My brilliant friend Adam Roberts in Image, on the possible theological implications of space travel:
Grace seems to me a good way of approaching First Man; not the grace reserved for saints and the elect, but, on the contrary, grace as something available to all, and especially (according to the Sermon on the Mount) to the poor in spirit and to those who mourn, who shall be comforted. As a portrait of mourning, First Man moves its protagonist to an extraordinary place to stage its encounter with the comfort that comes after long grief.
Indeed First Man is, I think, saying something quite radical about the blankness of grace, its opacity and incomprehensibility, what Graham Greene, in a rather different context, called “the appalling strangeness of the mercy of God.” It is indeed about (fittingly for the moon) the lunacy of grace. We are not clean. Whether we profess faith or not, we are profane. We say we come in peace for all mankind, but we are actually warriors, killers, contaminated by something malign and grievous. But still we come. And who knows what release might be found, if we make that journey?
I will only add that there’s really just one kind of grace, that reserved for wretches — like me.
Zadie Smith, in “Dance Lessons for Writers”:
Astaire is clearly not an experimental dancer like Tharp or Bausch but he is surreal in the sense of surpassing the real. He is transcendent. When he dances a question proposes itself: what if a body moved like this through the world? But it is only a rhetorical, fantastical question, for no bodies move like Astaire, no, we only move like him in our dreams.... Nobody hopes or expects to dance like Astaire, just as nobody really expects to write like Nabokov.
Years and years ago I saw an interview with Baryshnikov in which he described how devastated he was when, as a young aspiring ballet dancer in Russia, he saw Fred Astaire movies, because he thought America was a place where even the people in movies could dance like that — there was surely no hope for him to become great. Only years later did he realize that no one else danced like Fred Astaire, in America or anywhere else. Do yourself a favor and watch Fred Astaire dance with a drum kit.
Edward Hoagland, from “The Courage of Turtles”:
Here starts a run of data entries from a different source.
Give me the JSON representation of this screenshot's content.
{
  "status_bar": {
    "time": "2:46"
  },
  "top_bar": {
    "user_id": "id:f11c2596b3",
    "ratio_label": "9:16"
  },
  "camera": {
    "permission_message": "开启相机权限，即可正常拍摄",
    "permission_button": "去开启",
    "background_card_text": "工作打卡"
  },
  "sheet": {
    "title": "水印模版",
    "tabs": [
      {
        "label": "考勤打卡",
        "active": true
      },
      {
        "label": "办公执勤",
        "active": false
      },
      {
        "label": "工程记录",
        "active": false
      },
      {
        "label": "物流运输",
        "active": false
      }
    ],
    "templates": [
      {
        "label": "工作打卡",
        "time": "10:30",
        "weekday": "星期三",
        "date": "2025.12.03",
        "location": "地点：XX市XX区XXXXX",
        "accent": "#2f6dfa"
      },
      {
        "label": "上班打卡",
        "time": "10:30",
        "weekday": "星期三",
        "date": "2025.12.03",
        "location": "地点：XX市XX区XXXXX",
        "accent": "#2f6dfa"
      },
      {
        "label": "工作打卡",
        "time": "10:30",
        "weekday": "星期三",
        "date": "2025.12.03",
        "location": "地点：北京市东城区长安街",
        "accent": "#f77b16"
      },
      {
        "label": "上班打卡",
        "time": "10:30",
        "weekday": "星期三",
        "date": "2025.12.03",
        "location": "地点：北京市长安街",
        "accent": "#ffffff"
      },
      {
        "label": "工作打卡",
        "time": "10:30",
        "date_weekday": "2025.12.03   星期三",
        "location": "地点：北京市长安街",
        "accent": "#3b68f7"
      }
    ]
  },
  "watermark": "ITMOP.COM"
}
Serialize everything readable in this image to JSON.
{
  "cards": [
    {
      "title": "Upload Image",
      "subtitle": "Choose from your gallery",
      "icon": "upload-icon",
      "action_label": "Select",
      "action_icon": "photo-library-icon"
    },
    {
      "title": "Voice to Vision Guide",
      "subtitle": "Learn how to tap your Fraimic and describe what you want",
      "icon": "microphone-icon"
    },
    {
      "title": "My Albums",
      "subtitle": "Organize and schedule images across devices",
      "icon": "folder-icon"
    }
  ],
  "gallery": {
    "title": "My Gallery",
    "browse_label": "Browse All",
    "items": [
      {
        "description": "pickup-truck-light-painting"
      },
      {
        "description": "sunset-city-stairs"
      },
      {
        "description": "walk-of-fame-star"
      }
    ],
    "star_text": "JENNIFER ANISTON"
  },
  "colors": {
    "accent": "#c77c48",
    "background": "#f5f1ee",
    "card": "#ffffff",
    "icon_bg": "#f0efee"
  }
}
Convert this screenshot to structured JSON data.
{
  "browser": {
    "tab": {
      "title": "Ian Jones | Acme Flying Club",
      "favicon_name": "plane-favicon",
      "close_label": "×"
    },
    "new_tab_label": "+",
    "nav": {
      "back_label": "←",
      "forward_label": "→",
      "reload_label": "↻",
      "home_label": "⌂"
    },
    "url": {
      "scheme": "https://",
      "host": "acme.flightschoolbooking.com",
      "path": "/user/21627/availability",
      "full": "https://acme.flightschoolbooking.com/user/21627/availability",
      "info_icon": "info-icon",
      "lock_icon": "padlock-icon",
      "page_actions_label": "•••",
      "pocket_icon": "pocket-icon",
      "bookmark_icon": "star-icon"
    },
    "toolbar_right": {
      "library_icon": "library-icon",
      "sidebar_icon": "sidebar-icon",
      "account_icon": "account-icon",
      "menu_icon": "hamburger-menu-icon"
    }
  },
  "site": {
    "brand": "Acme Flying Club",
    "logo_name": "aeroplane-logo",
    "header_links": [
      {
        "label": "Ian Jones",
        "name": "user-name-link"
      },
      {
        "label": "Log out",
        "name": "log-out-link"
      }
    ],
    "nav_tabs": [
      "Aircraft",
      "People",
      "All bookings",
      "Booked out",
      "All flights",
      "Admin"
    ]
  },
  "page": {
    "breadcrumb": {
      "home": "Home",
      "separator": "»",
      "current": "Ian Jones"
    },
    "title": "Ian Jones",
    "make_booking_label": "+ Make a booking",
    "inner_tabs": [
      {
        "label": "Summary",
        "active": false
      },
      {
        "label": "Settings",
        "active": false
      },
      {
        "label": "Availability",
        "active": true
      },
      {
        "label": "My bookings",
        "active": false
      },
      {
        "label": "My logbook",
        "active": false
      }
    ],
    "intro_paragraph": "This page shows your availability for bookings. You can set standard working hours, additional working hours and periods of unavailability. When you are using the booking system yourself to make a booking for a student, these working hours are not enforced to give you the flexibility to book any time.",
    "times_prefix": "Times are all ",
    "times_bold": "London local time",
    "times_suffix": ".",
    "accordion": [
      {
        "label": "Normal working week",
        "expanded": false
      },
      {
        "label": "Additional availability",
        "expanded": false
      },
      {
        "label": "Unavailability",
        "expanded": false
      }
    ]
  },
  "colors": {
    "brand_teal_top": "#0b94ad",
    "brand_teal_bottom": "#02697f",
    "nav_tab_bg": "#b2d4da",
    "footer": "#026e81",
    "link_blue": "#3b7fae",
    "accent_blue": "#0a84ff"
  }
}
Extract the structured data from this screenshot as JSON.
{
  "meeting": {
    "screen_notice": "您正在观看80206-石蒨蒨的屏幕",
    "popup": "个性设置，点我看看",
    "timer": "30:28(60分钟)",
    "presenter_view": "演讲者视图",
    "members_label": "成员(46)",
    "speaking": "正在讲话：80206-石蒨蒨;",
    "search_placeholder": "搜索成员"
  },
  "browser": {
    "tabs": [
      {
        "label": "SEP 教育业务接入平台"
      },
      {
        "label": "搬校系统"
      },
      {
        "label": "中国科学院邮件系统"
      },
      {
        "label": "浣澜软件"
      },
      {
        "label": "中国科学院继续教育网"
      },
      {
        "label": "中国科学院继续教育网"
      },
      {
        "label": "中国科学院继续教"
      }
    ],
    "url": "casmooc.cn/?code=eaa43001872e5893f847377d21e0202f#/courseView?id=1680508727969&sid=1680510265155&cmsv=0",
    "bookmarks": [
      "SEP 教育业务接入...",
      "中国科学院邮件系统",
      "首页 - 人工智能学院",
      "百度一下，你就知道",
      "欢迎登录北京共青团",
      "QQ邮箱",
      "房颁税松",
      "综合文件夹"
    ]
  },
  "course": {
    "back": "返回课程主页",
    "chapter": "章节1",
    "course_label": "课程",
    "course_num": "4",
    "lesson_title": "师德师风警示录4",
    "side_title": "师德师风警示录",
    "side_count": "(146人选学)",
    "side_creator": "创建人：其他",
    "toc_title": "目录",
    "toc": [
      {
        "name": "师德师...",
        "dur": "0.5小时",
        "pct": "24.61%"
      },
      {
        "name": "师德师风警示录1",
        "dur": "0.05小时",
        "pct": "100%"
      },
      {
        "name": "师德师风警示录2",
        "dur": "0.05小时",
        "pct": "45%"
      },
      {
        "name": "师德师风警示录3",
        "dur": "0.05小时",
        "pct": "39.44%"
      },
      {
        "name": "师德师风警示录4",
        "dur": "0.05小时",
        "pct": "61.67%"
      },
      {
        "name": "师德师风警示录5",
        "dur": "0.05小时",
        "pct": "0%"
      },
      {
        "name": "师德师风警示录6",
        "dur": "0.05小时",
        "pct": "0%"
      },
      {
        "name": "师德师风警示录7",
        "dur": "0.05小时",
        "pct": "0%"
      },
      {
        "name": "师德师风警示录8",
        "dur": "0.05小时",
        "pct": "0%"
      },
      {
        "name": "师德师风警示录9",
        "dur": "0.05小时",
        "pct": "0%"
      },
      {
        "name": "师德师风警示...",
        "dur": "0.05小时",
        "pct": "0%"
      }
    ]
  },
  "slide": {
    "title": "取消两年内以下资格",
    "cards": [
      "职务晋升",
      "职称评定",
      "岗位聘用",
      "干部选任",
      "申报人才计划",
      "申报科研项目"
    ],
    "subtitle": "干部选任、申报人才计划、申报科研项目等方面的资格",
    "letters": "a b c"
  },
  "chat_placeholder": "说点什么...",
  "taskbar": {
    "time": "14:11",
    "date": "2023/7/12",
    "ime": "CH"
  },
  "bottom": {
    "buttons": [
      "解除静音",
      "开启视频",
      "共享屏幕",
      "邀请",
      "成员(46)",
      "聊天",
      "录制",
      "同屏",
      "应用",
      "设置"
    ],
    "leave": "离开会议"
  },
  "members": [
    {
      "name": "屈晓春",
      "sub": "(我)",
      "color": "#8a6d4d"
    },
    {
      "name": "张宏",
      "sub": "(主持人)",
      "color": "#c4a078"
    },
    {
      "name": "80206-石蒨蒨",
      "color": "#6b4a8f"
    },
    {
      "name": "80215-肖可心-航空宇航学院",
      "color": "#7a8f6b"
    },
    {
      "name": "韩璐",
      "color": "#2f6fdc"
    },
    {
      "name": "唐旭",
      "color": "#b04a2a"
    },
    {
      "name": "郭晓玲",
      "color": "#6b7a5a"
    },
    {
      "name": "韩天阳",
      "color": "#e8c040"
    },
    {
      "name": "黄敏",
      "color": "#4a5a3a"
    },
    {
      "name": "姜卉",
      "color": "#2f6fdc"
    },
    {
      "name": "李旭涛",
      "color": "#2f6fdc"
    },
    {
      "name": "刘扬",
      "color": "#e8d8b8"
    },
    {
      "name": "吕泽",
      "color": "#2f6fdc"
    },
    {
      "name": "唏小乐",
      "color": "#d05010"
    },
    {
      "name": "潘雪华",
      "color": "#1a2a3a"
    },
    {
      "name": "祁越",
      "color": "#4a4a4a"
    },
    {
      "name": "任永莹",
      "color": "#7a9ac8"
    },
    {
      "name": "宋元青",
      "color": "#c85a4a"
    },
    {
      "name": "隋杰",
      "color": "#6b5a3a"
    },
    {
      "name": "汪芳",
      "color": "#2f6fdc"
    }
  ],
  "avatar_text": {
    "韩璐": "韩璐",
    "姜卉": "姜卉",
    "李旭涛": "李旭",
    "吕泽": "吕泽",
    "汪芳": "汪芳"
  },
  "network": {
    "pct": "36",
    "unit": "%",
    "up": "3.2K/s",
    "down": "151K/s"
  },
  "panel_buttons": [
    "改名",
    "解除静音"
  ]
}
Turtles are a kind of bird with the governor turned low. With the same attitude of removal, they cock a glance at what is going on, as if they need only to fly away. Until recently they were also a case of virtue rewarded, at least in the town where I grew up, because, being humble creatures, there were plenty of them. Even when we still had a few bobcats in the woods the local snapping turtles, growing up to forty pounds, were the largest carnivores. You would see them through the amber water, as big as greeny wash basins at the bottom of the pond, until they faded into the inscrutable mud as if they hadn’t existed at all.
“I am seized by two contradictory feelings: there is so much beauty in the world it is incredible that we are ever miserable for a moment; there is so much shit in the world that it is incredible we are ever happy for a moment.” — Geoff Dyer, from a wise and moving essay about Albert Camus.
- Work: Words, words, words.
- Music: That master of The American Songbook, Randy Newman. I should do a whole newsletter about Newman some day, but for now here’s the marvel that is “Sail Away.”
- Reading: Jo Walton’s Among Others is just delightful — and so, so reminiscent of my own teenage years as a geeky SF fan.
- Food and Drink: Yeah, the margarita is a cocktail cliché, too easy to drink, too accessible, yada yada yada. Nevertheless, especially in the summer it’s irresistible. Our version: 1.5oz Hornitos, 1oz Paula’s Texas Orange, 1oz fresh-squeezed lime juice, a squirt of agave nectar. Shake with ice, strain into a chilled glass.